Sng, who co-founded Honestbee back in 2015 and previously served as an advisor with its investor Formation 8, cleared his desk and vacated his office yesterday, according to sources.
Honestbee declined to comment.
Isaac Tay, another co-founder, left the company last year while the last remaining co-founder is Jonathan Low, who leads Honestbee’s engineering team.
Sng’s apparent exit comes after we reported that Honestbee had told staff that it is in the process of securing funding that it claims will provide an additional year of runway for the business. Sources who spoke to TechCrunch said it has not been announced how much that funding is, or which investor is providing it.
Honestbee had held acquisition talks with Grab, Go-Jek and others in recent weeks.
It isn’t immediately clear who will take over from Sng. Sources previously told TechCrunch that Sng’s right man is Roger Koh, whose LinkedIn lists his current job as a principal with Formation 8. Formation 8 led Honestbee’s $15 million Series A round in 2015. The fund has since shut down and its stake appears to have transferred to Formation Group, according to the firm’s website.
Filings show that Honestbee has raised at least $46 million since that Series A. Its high burn rate suggests it may have raised even more, but nothing has been announced or filed while former staff have told TechCrunch that only Sng and Koh have access to financial details.

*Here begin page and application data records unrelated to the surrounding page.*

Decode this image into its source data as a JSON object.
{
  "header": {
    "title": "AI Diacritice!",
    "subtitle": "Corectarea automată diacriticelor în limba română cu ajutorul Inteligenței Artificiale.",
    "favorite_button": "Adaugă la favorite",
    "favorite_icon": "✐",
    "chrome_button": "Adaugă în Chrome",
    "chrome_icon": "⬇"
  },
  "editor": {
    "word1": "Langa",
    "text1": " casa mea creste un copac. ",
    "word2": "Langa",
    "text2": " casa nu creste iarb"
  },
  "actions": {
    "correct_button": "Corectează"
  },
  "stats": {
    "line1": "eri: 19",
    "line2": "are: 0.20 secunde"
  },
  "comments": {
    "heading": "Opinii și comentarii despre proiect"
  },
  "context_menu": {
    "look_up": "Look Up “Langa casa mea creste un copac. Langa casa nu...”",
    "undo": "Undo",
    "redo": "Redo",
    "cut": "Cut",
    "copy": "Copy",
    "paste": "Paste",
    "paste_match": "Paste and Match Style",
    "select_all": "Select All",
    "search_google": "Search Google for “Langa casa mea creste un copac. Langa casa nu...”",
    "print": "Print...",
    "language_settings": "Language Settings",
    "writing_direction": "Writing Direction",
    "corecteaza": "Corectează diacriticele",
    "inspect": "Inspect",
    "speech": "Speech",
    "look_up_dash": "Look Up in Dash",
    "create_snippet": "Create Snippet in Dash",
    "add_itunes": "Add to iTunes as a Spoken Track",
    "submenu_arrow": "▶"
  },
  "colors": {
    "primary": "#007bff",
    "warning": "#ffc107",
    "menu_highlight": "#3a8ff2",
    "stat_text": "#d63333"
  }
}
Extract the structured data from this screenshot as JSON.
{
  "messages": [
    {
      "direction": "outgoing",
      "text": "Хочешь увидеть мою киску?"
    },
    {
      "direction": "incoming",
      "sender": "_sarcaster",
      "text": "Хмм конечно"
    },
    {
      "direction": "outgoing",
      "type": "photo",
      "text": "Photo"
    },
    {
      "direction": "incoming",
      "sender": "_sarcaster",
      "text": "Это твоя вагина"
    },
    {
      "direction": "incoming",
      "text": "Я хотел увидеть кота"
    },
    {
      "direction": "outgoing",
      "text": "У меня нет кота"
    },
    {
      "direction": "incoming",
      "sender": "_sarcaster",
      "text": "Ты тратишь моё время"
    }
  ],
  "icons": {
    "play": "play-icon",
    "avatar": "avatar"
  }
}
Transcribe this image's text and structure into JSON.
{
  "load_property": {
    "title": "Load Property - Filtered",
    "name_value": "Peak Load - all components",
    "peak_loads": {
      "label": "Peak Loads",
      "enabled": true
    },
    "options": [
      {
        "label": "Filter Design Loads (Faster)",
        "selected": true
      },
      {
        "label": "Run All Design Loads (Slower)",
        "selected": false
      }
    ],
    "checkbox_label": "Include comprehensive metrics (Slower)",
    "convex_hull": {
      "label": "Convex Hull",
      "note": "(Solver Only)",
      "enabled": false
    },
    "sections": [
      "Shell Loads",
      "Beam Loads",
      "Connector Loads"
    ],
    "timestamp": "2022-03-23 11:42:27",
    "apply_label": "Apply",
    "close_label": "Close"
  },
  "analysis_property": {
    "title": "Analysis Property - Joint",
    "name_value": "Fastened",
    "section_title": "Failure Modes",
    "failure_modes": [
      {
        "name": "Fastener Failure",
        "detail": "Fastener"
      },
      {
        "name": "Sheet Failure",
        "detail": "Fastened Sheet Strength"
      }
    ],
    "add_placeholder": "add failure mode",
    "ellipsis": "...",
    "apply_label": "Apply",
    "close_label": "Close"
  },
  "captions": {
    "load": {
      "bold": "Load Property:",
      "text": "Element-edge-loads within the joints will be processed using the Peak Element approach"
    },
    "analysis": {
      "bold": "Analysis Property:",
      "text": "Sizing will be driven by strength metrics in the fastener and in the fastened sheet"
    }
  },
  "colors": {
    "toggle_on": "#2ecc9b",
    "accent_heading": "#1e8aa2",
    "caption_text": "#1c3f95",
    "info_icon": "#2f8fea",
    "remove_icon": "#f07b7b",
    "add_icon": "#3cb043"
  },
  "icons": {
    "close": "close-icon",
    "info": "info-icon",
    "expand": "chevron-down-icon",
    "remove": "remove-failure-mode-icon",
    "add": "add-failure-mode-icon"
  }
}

The company is going through some turbulent times. We reported last week that a cash crash — not helped by a burn rate of $6.5 million per month — had left suppliers unpaid, payroll for April uncertain and morale low among Honestbee’s estimated 1,000 staff.

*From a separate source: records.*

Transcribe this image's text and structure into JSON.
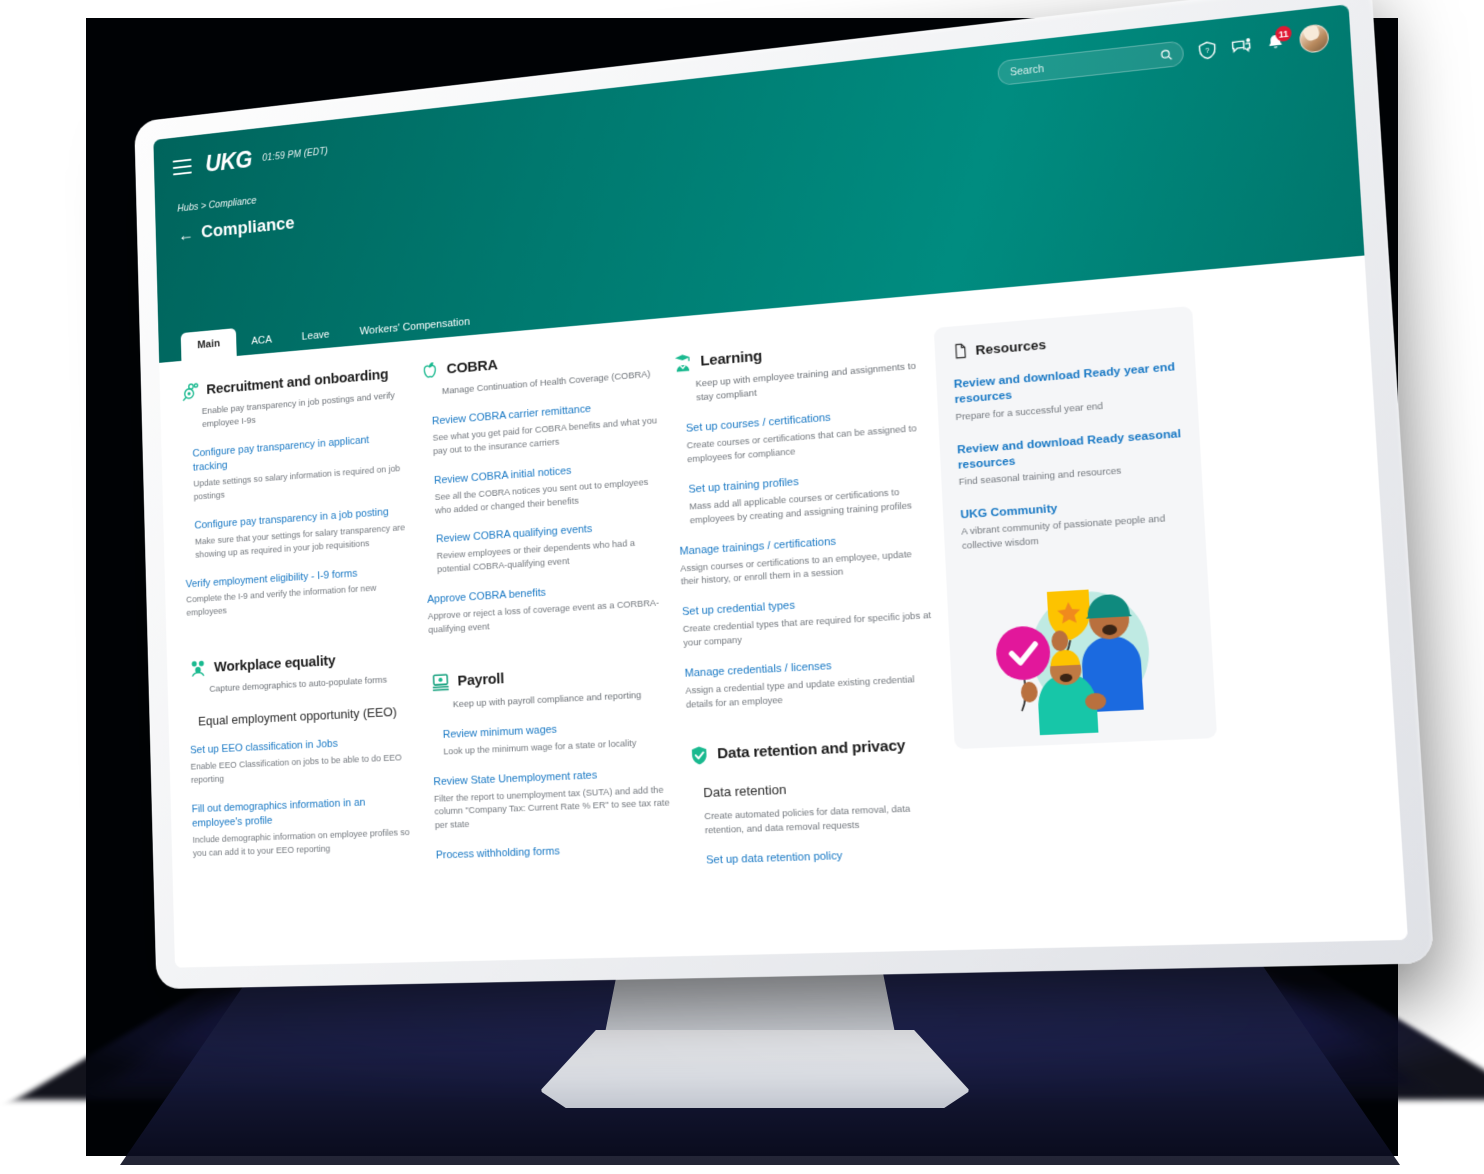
{
  "header": {
    "logo": "UKG",
    "clock": "01:59 PM (EDT)",
    "breadcrumb": "Hubs > Compliance",
    "page_title": "Compliance",
    "back_arrow": "←",
    "search_placeholder": "Search",
    "search_value": "",
    "notification_count": "11",
    "accent_teal": "#007a70",
    "link_blue": "#1878c4"
  },
  "tabs": [
    {
      "label": "Main",
      "active": true
    },
    {
      "label": "ACA",
      "active": false
    },
    {
      "label": "Leave",
      "active": false
    },
    {
      "label": "Workers' Compensation",
      "active": false
    }
  ],
  "sections": {
    "recruitment": {
      "title": "Recruitment and onboarding",
      "description": "Enable pay transparency in job postings and verify employee I-9s",
      "links": [
        {
          "title": "Configure pay transparency in applicant tracking",
          "desc": "Update settings so salary information is required on job postings"
        },
        {
          "title": "Configure pay transparency in a job posting",
          "desc": "Make sure that your settings for salary transparency are showing up as required in your job requisitions"
        },
        {
          "title": "Verify employment eligibility - I-9 forms",
          "desc": "Complete the I-9 and verify the information for new employees"
        }
      ]
    },
    "workplace_equality": {
      "title": "Workplace equality",
      "description": "Capture demographics to auto-populate forms",
      "subheading": "Equal employment opportunity (EEO)",
      "links": [
        {
          "title": "Set up EEO classification in Jobs",
          "desc": "Enable EEO Classification on jobs to be able to do EEO reporting"
        },
        {
          "title": "Fill out demographics information in an employee's profile",
          "desc": "Include demographic information on employee profiles so you can add it to your EEO reporting"
        }
      ]
    },
    "cobra": {
      "title": "COBRA",
      "description": "Manage Continuation of Health Coverage (COBRA)",
      "links": [
        {
          "title": "Review COBRA carrier remittance",
          "desc": "See what you get paid for COBRA benefits and what you pay out to the insurance carriers"
        },
        {
          "title": "Review COBRA initial notices",
          "desc": "See all the COBRA notices you sent out to employees who added or changed their benefits"
        },
        {
          "title": "Review COBRA qualifying events",
          "desc": "Review employees or their dependents who had a potential COBRA-qualifying event"
        },
        {
          "title": "Approve COBRA benefits",
          "desc": "Approve or reject a loss of coverage event as a CORBRA-qualifying event"
        }
      ]
    },
    "payroll": {
      "title": "Payroll",
      "description": "Keep up with payroll compliance and reporting",
      "links": [
        {
          "title": "Review minimum wages",
          "desc": "Look up the minimum wage for a state or locality"
        },
        {
          "title": "Review State Unemployment rates",
          "desc": "Filter the report to unemployment tax (SUTA) and add the column \"Company Tax: Current Rate % ER\" to see tax rate per state"
        },
        {
          "title": "Process withholding forms",
          "desc": ""
        }
      ]
    },
    "learning": {
      "title": "Learning",
      "description": "Keep up with employee training and assignments to stay compliant",
      "links": [
        {
          "title": "Set up courses / certifications",
          "desc": "Create courses or certifications that can be assigned to employees for compliance"
        },
        {
          "title": "Set up training profiles",
          "desc": "Mass add all applicable courses or certifications to employees by creating and assigning training profiles"
        },
        {
          "title": "Manage trainings / certifications",
          "desc": "Assign courses or certifications to an employee, update their history, or enroll them in a session"
        },
        {
          "title": "Set up credential types",
          "desc": "Create credential types that are required for specific jobs at your company"
        },
        {
          "title": "Manage credentials / licenses",
          "desc": "Assign a credential type and update existing credential details for an employee"
        }
      ]
    },
    "data_retention": {
      "title": "Data retention and privacy",
      "subheading": "Data retention",
      "description": "Create automated policies for data removal, data retention, and data removal requests",
      "links": [
        {
          "title": "Set up data retention policy",
          "desc": ""
        }
      ]
    }
  },
  "resources": {
    "title": "Resources",
    "items": [
      {
        "title": "Review and download Ready year end resources",
        "desc": "Prepare for a successful year end"
      },
      {
        "title": "Review and download Ready seasonal resources",
        "desc": "Find seasonal training and resources"
      },
      {
        "title": "UKG Community",
        "desc": "A vibrant community of passionate people and collective wisdom"
      }
    ]
  }
}
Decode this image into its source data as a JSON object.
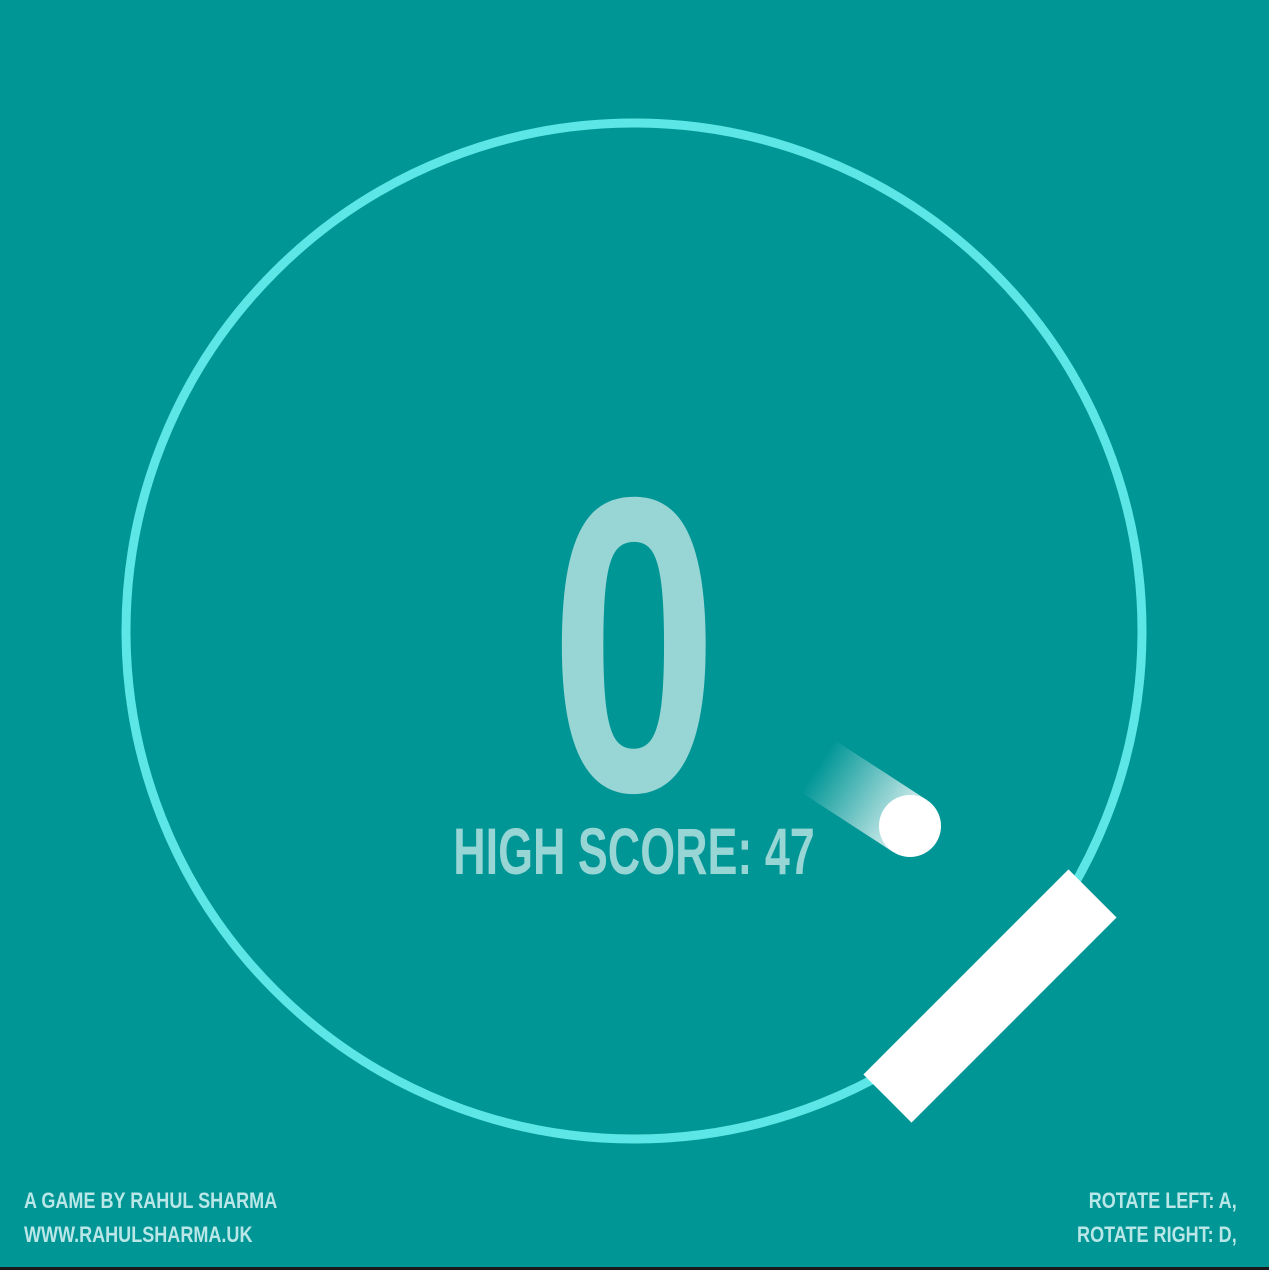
{
  "game": {
    "score": "0",
    "high_score_label": "HIGH SCORE: 47"
  },
  "credits": {
    "author": "A GAME BY RAHUL SHARMA",
    "website": "WWW.RAHULSHARMA.UK"
  },
  "controls": {
    "rotate_left": "ROTATE LEFT: A,",
    "rotate_right": "ROTATE RIGHT: D,"
  },
  "colors": {
    "background": "#009696",
    "ring": "#5ce6e6",
    "score_text": "#98d5d5",
    "ball": "#ffffff",
    "paddle": "#ffffff",
    "credit_text": "#b9e6e6"
  }
}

The company said yesterday announced a series of cost-cutting measures that will see it temporarily cease business in Hong Kong, Indonesia, Japan and the Philippines while it conducts a review. It has also stopped offering food delivery, an additional service it launched in recent years, in Thailand and Hong Kong.